**Activity:** Write out all of the records, keeping each one exactly as written.
************
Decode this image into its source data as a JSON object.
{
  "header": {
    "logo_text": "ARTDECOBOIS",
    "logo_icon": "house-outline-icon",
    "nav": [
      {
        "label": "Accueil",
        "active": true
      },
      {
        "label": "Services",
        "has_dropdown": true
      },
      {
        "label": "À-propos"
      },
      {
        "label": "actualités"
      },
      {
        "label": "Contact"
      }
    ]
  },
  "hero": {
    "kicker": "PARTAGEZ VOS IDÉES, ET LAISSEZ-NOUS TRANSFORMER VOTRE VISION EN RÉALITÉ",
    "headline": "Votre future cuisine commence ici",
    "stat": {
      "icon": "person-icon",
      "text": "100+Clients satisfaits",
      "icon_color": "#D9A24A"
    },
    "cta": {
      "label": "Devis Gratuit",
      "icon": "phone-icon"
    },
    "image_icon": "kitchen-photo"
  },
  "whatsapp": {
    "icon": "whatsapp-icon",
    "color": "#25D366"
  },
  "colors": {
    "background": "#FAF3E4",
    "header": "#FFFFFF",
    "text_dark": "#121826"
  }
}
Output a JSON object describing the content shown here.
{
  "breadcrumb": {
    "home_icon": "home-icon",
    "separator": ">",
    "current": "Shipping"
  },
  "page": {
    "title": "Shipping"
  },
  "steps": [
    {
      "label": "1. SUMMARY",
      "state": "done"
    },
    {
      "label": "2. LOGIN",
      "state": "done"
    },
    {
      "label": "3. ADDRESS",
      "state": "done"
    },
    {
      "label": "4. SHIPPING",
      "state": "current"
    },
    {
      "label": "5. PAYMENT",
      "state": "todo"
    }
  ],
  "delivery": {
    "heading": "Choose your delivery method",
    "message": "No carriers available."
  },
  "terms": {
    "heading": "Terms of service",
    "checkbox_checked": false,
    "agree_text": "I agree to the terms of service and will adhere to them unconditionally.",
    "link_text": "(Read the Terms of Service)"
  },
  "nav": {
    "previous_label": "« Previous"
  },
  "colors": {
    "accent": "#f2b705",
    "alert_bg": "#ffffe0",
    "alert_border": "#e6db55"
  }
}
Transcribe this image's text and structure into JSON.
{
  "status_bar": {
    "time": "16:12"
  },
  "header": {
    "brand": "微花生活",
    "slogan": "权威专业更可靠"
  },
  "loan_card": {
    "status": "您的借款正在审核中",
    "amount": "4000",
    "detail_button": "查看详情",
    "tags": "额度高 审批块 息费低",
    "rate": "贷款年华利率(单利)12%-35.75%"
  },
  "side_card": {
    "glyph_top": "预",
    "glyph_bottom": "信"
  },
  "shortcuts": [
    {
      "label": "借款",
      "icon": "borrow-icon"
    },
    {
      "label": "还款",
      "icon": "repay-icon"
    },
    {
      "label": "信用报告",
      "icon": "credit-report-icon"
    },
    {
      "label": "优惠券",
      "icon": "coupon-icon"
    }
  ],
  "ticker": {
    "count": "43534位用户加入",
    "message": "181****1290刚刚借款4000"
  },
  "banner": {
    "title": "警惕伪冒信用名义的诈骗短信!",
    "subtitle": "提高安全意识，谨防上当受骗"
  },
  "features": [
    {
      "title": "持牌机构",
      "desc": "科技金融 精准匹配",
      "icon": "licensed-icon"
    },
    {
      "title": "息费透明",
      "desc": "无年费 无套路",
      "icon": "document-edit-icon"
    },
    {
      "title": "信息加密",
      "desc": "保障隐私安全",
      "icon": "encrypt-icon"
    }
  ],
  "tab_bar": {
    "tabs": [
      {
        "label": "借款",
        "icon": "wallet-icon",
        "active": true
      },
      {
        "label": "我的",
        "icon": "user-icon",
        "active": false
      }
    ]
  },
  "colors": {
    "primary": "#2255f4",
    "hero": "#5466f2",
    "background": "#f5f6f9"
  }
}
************
**Answer space:**
Decode this image into its source data as a JSON object.
{
  "header": {
    "logo_text": "ARTDECOBOIS",
    "logo_icon": "house-outline-icon",
    "nav": [
      {
        "label": "Accueil",
        "active": true
      },
      {
        "label": "Services",
        "has_dropdown": true
      },
      {
        "label": "À-propos"
      },
      {
        "label": "actualités"
      },
      {
        "label": "Contact"
      }
    ]
  },
  "hero": {
    "kicker": "PARTAGEZ VOS IDÉES, ET LAISSEZ-NOUS TRANSFORMER VOTRE VISION EN RÉALITÉ",
    "headline": "Votre future cuisine commence ici",
    "stat": {
      "icon": "person-icon",
      "text": "100+Clients satisfaits",
      "icon_color": "#D9A24A"
    },
    "cta": {
      "label": "Devis Gratuit",
      "icon": "phone-icon"
    },
    "image_icon": "kitchen-photo"
  },
  "whatsapp": {
    "icon": "whatsapp-icon",
    "color": "#25D366"
  },
  "colors": {
    "background": "#FAF3E4",
    "header": "#FFFFFF",
    "text_dark": "#121826"
  }
}
Output a JSON object describing the content shown here.
{
  "breadcrumb": {
    "home_icon": "home-icon",
    "separator": ">",
    "current": "Shipping"
  },
  "page": {
    "title": "Shipping"
  },
  "steps": [
    {
      "label": "1. SUMMARY",
      "state": "done"
    },
    {
      "label": "2. LOGIN",
      "state": "done"
    },
    {
      "label": "3. ADDRESS",
      "state": "done"
    },
    {
      "label": "4. SHIPPING",
      "state": "current"
    },
    {
      "label": "5. PAYMENT",
      "state": "todo"
    }
  ],
  "delivery": {
    "heading": "Choose your delivery method",
    "message": "No carriers available."
  },
  "terms": {
    "heading": "Terms of service",
    "checkbox_checked": false,
    "agree_text": "I agree to the terms of service and will adhere to them unconditionally.",
    "link_text": "(Read the Terms of Service)"
  },
  "nav": {
    "previous_label": "« Previous"
  },
  "colors": {
    "accent": "#f2b705",
    "alert_bg": "#ffffe0",
    "alert_border": "#e6db55"
  }
}
Transcribe this image's text and structure into JSON.
{
  "status_bar": {
    "time": "16:12"
  },
  "header": {
    "brand": "微花生活",
    "slogan": "权威专业更可靠"
  },
  "loan_card": {
    "status": "您的借款正在审核中",
    "amount": "4000",
    "detail_button": "查看详情",
    "tags": "额度高 审批块 息费低",
    "rate": "贷款年华利率(单利)12%-35.75%"
  },
  "side_card": {
    "glyph_top": "预",
    "glyph_bottom": "信"
  },
  "shortcuts": [
    {
      "label": "借款",
      "icon": "borrow-icon"
    },
    {
      "label": "还款",
      "icon": "repay-icon"
    },
    {
      "label": "信用报告",
      "icon": "credit-report-icon"
    },
    {
      "label": "优惠券",
      "icon": "coupon-icon"
    }
  ],
  "ticker": {
    "count": "43534位用户加入",
    "message": "181****1290刚刚借款4000"
  },
  "banner": {
    "title": "警惕伪冒信用名义的诈骗短信!",
    "subtitle": "提高安全意识，谨防上当受骗"
  },
  "features": [
    {
      "title": "持牌机构",
      "desc": "科技金融 精准匹配",
      "icon": "licensed-icon"
    },
    {
      "title": "息费透明",
      "desc": "无年费 无套路",
      "icon": "document-edit-icon"
    },
    {
      "title": "信息加密",
      "desc": "保障隐私安全",
      "icon": "encrypt-icon"
    }
  ],
  "tab_bar": {
    "tabs": [
      {
        "label": "借款",
        "icon": "wallet-icon",
        "active": true
      },
      {
        "label": "我的",
        "icon": "user-icon",
        "active": false
      }
    ]
  },
  "colors": {
    "primary": "#2255f4",
    "hero": "#5466f2",
    "background": "#f5f6f9"
  }
}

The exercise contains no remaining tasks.